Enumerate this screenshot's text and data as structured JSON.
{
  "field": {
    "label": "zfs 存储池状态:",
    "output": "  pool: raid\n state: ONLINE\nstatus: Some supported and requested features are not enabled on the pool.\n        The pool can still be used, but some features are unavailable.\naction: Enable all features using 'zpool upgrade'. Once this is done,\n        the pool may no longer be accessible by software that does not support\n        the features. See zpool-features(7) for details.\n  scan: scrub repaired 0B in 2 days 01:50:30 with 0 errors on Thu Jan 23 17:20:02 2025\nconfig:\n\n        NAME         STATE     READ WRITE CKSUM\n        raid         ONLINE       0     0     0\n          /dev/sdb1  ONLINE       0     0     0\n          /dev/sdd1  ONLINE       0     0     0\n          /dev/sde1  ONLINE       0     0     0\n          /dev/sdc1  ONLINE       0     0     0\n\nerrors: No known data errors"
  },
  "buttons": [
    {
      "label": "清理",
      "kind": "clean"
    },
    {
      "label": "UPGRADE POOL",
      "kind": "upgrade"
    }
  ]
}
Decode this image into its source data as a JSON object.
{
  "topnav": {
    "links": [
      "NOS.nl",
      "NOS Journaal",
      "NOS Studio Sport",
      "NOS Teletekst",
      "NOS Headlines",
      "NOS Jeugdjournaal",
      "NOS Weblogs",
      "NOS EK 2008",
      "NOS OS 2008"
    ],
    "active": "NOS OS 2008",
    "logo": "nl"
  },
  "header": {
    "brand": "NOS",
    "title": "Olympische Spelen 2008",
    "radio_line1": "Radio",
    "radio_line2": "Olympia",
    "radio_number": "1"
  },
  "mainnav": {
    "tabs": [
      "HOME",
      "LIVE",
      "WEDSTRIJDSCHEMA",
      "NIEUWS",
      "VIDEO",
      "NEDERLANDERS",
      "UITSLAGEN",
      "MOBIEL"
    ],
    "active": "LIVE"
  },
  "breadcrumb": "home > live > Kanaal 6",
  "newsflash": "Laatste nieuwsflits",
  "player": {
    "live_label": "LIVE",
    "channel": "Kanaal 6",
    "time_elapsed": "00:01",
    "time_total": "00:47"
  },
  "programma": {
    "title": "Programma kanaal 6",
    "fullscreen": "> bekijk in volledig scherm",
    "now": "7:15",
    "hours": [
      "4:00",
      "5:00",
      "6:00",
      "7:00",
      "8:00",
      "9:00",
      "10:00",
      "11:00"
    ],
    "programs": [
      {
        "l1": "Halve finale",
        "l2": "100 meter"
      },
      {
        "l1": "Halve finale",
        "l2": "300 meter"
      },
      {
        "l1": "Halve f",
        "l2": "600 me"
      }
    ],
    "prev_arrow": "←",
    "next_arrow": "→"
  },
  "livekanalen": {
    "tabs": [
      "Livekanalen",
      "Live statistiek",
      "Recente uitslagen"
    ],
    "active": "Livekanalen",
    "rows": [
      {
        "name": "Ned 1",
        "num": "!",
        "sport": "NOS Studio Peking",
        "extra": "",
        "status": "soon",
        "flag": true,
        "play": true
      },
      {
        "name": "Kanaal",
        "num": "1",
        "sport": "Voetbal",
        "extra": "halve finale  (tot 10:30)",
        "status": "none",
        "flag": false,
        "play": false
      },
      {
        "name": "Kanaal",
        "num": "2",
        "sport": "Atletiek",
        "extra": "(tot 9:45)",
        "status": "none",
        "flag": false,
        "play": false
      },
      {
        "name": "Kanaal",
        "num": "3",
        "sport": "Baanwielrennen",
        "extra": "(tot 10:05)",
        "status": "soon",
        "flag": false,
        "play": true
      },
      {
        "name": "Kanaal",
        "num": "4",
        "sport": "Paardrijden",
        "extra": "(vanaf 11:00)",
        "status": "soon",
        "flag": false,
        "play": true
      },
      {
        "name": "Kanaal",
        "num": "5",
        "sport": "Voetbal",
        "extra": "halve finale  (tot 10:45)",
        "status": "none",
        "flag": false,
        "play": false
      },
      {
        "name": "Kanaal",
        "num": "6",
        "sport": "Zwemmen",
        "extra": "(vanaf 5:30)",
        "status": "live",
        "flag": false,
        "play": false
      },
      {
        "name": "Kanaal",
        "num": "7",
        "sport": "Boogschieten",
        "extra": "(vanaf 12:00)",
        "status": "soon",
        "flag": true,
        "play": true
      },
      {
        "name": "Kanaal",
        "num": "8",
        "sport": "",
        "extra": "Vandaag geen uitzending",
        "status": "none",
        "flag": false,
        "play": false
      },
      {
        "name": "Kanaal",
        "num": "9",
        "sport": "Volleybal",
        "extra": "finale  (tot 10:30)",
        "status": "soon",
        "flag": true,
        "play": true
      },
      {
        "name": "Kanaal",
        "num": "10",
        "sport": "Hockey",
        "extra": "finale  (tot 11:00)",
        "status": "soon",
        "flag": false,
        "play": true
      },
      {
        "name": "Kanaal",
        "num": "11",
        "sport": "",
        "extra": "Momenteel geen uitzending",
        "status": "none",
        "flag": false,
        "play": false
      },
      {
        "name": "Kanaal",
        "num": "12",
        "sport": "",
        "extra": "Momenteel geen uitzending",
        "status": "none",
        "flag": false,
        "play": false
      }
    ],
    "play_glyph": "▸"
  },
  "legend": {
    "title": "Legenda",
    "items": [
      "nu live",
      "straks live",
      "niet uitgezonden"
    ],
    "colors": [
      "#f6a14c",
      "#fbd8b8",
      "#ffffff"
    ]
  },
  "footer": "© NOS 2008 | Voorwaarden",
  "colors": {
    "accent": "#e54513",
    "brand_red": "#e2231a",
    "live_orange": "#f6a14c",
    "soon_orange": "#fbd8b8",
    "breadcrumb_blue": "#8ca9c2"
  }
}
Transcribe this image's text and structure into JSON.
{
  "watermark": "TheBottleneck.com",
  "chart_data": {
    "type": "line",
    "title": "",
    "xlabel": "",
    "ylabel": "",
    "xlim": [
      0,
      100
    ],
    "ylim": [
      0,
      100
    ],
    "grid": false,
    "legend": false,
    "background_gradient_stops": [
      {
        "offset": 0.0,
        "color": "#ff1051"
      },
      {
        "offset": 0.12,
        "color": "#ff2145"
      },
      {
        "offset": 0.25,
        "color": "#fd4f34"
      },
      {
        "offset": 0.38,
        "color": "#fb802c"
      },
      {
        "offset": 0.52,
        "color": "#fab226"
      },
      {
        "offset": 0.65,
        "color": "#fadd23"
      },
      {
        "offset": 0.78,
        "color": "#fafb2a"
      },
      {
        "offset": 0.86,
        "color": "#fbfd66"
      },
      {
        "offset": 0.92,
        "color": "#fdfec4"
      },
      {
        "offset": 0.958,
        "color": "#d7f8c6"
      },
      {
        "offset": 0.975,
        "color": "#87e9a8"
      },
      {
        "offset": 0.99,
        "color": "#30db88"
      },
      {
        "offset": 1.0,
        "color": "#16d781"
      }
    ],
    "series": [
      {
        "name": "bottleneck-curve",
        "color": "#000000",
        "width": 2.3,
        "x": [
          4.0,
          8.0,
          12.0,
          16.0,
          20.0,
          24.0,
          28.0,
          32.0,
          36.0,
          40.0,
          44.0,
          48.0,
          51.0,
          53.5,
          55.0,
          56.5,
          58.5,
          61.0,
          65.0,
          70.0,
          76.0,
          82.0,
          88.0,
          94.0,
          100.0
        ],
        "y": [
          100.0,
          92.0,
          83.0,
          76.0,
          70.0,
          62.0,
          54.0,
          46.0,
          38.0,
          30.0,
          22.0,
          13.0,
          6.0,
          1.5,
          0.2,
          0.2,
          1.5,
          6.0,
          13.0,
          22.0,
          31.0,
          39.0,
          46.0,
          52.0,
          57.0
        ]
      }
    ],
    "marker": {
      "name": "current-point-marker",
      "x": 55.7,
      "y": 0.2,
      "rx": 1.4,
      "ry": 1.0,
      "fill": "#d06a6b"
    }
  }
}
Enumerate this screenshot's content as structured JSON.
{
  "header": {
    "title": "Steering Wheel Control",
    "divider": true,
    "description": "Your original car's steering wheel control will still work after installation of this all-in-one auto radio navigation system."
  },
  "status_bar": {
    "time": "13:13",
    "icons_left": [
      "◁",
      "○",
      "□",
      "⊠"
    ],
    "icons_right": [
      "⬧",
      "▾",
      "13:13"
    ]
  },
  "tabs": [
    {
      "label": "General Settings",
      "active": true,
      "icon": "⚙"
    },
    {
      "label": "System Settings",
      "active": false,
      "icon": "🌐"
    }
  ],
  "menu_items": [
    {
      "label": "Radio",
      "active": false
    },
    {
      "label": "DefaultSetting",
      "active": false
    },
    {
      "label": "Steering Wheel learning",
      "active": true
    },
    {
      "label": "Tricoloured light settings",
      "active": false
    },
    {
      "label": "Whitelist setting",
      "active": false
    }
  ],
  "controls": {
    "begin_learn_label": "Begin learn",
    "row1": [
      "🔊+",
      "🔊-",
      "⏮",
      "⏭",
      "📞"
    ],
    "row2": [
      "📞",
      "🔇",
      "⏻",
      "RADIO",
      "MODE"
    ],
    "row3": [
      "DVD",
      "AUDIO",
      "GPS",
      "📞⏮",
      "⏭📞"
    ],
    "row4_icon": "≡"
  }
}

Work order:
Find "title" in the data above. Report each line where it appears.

Output for this exercise:
    "title": "Olympische Spelen 2008",
    "title": "Programma kanaal 6",
    "title": "Legenda",
    "title": "",
    "title": "Steering Wheel Control",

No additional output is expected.